EU Parliament tells Commission Privacy Shield is likely illegal
Brussels, BE – Today, the European Parliament adopted its non-binding resolution on the Privacy Shield, a data-transfer arrangement between the EU and the US designed to replace the Safe Harbour mechanism that was invalidated more than six months ago by the Court of Justice of the EU (CJEU). In this resolution, the EU Parliament indicates that several provisions of the Privacy Shield are inconsistent with EU law and calls on the Commission to improve the framework.

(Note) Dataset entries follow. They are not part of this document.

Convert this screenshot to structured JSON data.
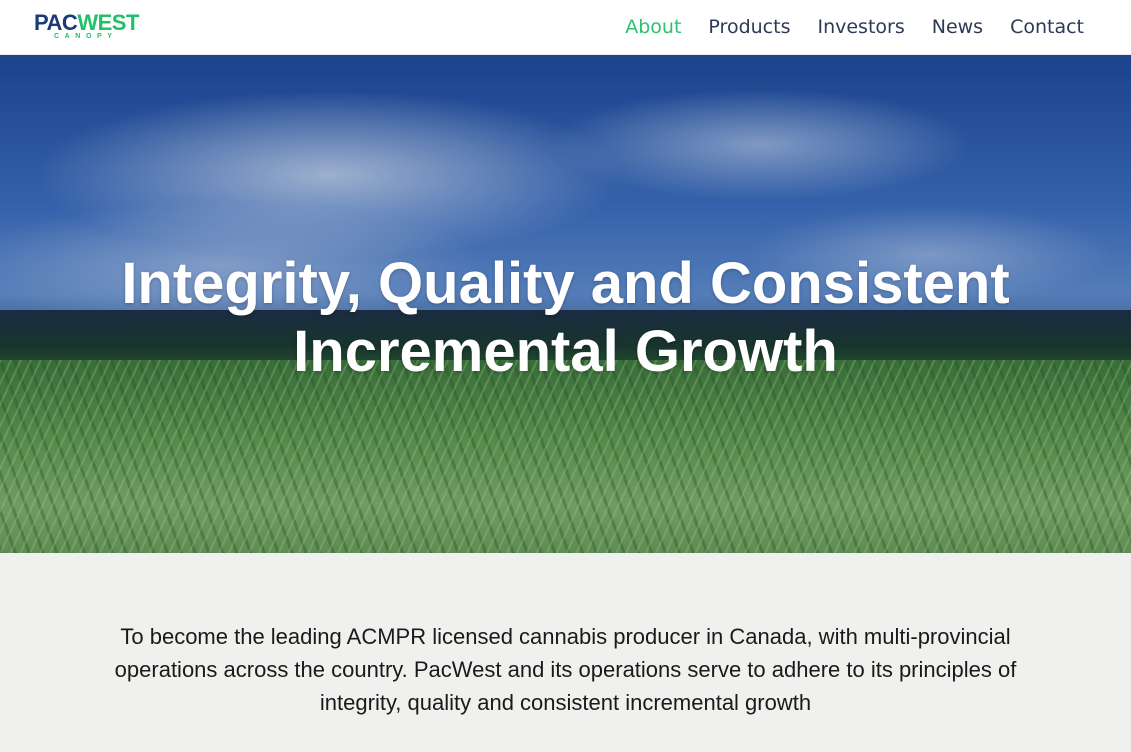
{
  "brand": {
    "logo_primary_a": "PAC",
    "logo_primary_b": "WEST",
    "logo_secondary": "CANOPY",
    "colors": {
      "navy": "#1b3a7a",
      "green": "#21c06a"
    }
  },
  "nav": {
    "items": [
      {
        "label": "About",
        "active": true
      },
      {
        "label": "Products",
        "active": false
      },
      {
        "label": "Investors",
        "active": false
      },
      {
        "label": "News",
        "active": false
      },
      {
        "label": "Contact",
        "active": false
      }
    ],
    "active_color": "#2fbf71",
    "text_color": "#2b3a55"
  },
  "hero": {
    "title_line1": "Integrity, Quality and Consistent",
    "title_line2": "Incremental Growth",
    "background": "sky-and-grass-field-photo"
  },
  "mission": {
    "text": "To become the leading ACMPR licensed cannabis producer in Canada, with multi-provincial operations across the country. PacWest and its operations serve to adhere to its principles of integrity, quality and consistent incremental growth"
  }
}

Access Now trumpets the findings of the European Parliament and calls on the European Commission to act quickly to remedy the deficits of the arrangement. The European Commission negotiated the Privacy Shield with the United States, and is responsible for its provisions. Ultimately the Parliament cannot reject the arrangement — only the Article 31 Committee has that authority — but its warnings should be carefully heeded. Sixteen years ago the Parliament raised similar cautions with regard to the Safe Harbour framework, but was ignored. The invalidation of the Safe Harbour was, in some respects, a validation of the Parliament’s earlier opinion.
“Joining data protection experts, academics, and civil society, the EU Parliament has called for a Privacy Shield with additional protections for EU personal data,” said Estelle Massé, EU Policy Analyst at Access Now. “Let’s make sure that history doesn’t repeat itself. We call on the Commission to implement the recommendations put forward by the Parliament, this time around.”
The Privacy Shield now has to be evaluated by the Article 31 Committee, whose members represent each of the EU member states. The committee is expected to deliver a binding opinion on the Privacy Shield on June 20, which will either authorise the Commission to adopt the arrangement or not. If the Privacy Shield is adopted as is, it will likely be brought back before the CJEU because it does not provide adequate protection for fundamental rights.
“User trust in the digital economy requires a rights-protecting data transfer arrangement that can offer challenge-proof certainty for companies and individuals. Without additional protections, the EU Commission is setting itself up for the eventual failure of the Privacy Shield, undermining that trust and causing more embarrassment for the negotiators,” added Massé.
For our in-depth analysis of the Privacy Shield, see:
- Three facts about US surveillance the European Commission gets wrong in Privacy Shield
- Activating the EU-US Privacy Shield: To protect privacy, we need reform, not rebranding
Estelle Massé, EU Policy Analyst, Access Now